Finally, defendant's proposed construction of the toll finds little support in the history of the statute. Enacted in 1970 ( see, L 1970, c 996, § 1), CPL 30.10(4)(a) is derived from section 143 of the former Code of Criminal Procedure. That statute provided, in pertinent part:

"If, after the crime is committed, the defendant departs from the state, or if he remains within the state under a false name, the time of his absence or of such residence within the state under such false name is not a part of the time limited for the commencement of the prosecution. Only the time during which the defendant is aninhabitant of or usually or publicly a resident within the state * * * shall be computed as part of the time limited for the commencement of a prosecution."

Thus, the focus of CPL 30.10(4)(a)'s predecessor statute was in fact on the conduct of the defendant, and whether the defendant openly maintained residence within the State.

The present version of the statute, however, replaces the "false name" provision with the phrase "whereabouts of the defendant," and eliminates the references to usual or public residence within the state.
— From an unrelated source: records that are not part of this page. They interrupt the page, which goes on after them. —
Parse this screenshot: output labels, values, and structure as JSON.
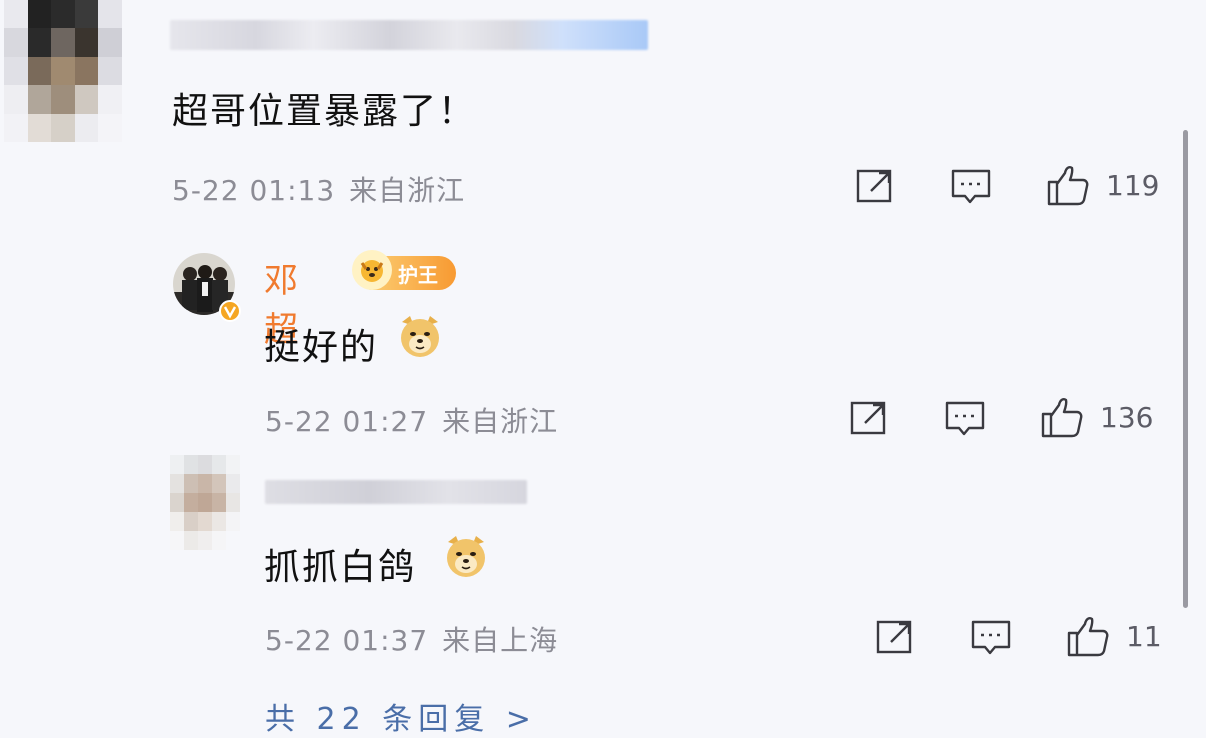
{
  "comments": [
    {
      "text": "超哥位置暴露了！",
      "date": "5-22 01:13",
      "location": "来自浙江",
      "likes": "119"
    },
    {
      "username": "邓超",
      "badge": "护王",
      "text": "挺好的",
      "date": "5-22 01:27",
      "location": "来自浙江",
      "likes": "136"
    },
    {
      "text": "抓抓白鸽",
      "date": "5-22 01:37",
      "location": "来自上海",
      "likes": "11"
    }
  ],
  "footer": {
    "more_replies": "共 22 条回复 >"
  },
  "icons": {
    "share": "share-icon",
    "comment": "comment-icon",
    "like": "thumbs-up-icon",
    "emoji": "doge-emoji-icon"
  },
  "colors": {
    "username": "#f07a2e",
    "meta": "#8c8c95",
    "background": "#f6f7fb"
  }
}
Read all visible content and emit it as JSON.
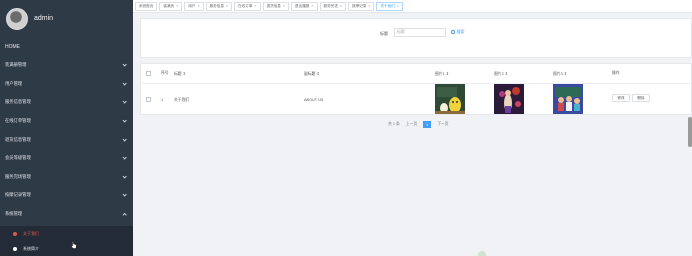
{
  "sidebar": {
    "user": "admin",
    "home": "HOME",
    "items": [
      {
        "label": "装满册管理"
      },
      {
        "label": "用户管理"
      },
      {
        "label": "服务信息管理"
      },
      {
        "label": "在线订单管理"
      },
      {
        "label": "退货信息管理"
      },
      {
        "label": "会员等级管理"
      },
      {
        "label": "服务完场管理"
      },
      {
        "label": "按摩记录管理"
      },
      {
        "label": "系统管理"
      }
    ],
    "submenu": [
      {
        "label": "关于我们",
        "active": true
      },
      {
        "label": "系统简介",
        "active": false
      }
    ]
  },
  "tabs": [
    {
      "label": "系统首页",
      "closable": false
    },
    {
      "label": "装满页",
      "closable": true
    },
    {
      "label": "用户",
      "closable": true
    },
    {
      "label": "服务信息",
      "closable": true
    },
    {
      "label": "在线订单",
      "closable": true
    },
    {
      "label": "退货信息",
      "closable": true
    },
    {
      "label": "退出播报",
      "closable": true
    },
    {
      "label": "服务完进",
      "closable": true
    },
    {
      "label": "按摩记录",
      "closable": true
    },
    {
      "label": "关于我们",
      "closable": true,
      "active": true
    }
  ],
  "search": {
    "label": "标题",
    "placeholder": "标题",
    "button": "搜索"
  },
  "table": {
    "headers": {
      "index": "序号",
      "title": "标题 ⇕",
      "subtitle": "副标题 ⇕",
      "pic1": "图片1 ⇕",
      "pic2": "图片2 ⇕",
      "pic3": "图片3 ⇕",
      "ops": "操作"
    },
    "rows": [
      {
        "index": "1",
        "title": "关于我们",
        "subtitle": "ABOUT US",
        "edit": "修改",
        "delete": "删除"
      }
    ]
  },
  "pagination": {
    "total": "共 1 条",
    "prev": "上一页",
    "current": "1",
    "next": "下一页"
  }
}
Instead, the plain language of the current tolling statute emphasizes the difficulty of apprehending a defendant who is outside the State or whose whereabouts are unknown, without regard to a showing of any specific intent of the defendant to thwart the prosecution by fleeing or hiding.
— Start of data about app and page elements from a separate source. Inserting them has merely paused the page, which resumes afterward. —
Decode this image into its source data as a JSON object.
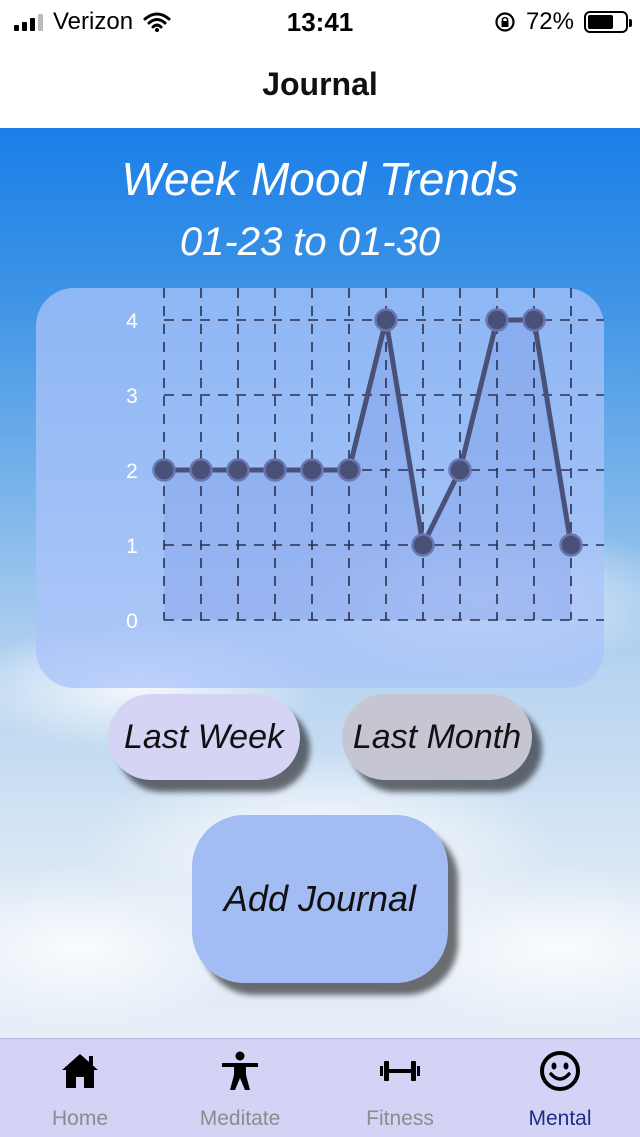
{
  "status_bar": {
    "carrier": "Verizon",
    "time": "13:41",
    "battery": "72%"
  },
  "nav": {
    "title": "Journal"
  },
  "main": {
    "heading": "Week Mood Trends",
    "date_range": "01-23 to 01-30",
    "buttons": {
      "last_week": "Last Week",
      "last_month": "Last Month",
      "add_journal": "Add Journal"
    }
  },
  "chart_data": {
    "type": "line",
    "x": [
      1,
      2,
      3,
      4,
      5,
      6,
      7,
      8,
      9,
      10,
      11,
      12
    ],
    "values": [
      2,
      2,
      2,
      2,
      2,
      2,
      4,
      1,
      2,
      4,
      4,
      1
    ],
    "yticks": [
      "0",
      "1",
      "2",
      "3",
      "4"
    ],
    "ylim": [
      0,
      4
    ],
    "grid": true,
    "fill": true,
    "colors": {
      "line": "#4a5178",
      "point": "#4a5178",
      "fill": "#7c97e4",
      "grid": "#2a3050",
      "tick_label": "#ffffff"
    }
  },
  "tabs": [
    {
      "label": "Home",
      "icon": "home-icon",
      "active": false
    },
    {
      "label": "Meditate",
      "icon": "person-icon",
      "active": false
    },
    {
      "label": "Fitness",
      "icon": "dumbbell-icon",
      "active": false
    },
    {
      "label": "Mental",
      "icon": "smiley-icon",
      "active": true
    }
  ],
  "colors": {
    "tab_active": "#1a2f88",
    "tab_inactive": "#8c8c8c",
    "tab_bar": "#d5d3f5"
  }
}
In light of the extensive and prolonged police manhunts for "The Zodiac Killer," there is ample record support for the Appellate Division's finding that, during the six–plus year period from the March 1990 shootings until defendant's arrest in June 1996, his whereabouts were continuously unknown and continuously unascertainable by the exercise of reasonable diligence. Thus, pursuant to CPL 30.10(4)(a)(ii), the statute of limitations was tolled, and the counts of the instant indictment relating to the 1990 shootings are not time–barred.

Accordingly, the order of the Appellate Division should be affirmed.

* * * * * * * * * * * * * * * *


Order affirmed. Opinion by Judge Ciparick. Chief Judge Kaye and Judges Bellacosa, Smith, Levine, Wesley and Rosenblatt concur.

Decided May 11, 1999


* The third shooting charged under this indictment also occurred in Brooklyn, in October 1993. Defendant is presently incarcerated pursuant to judgments of conviction for other homicides.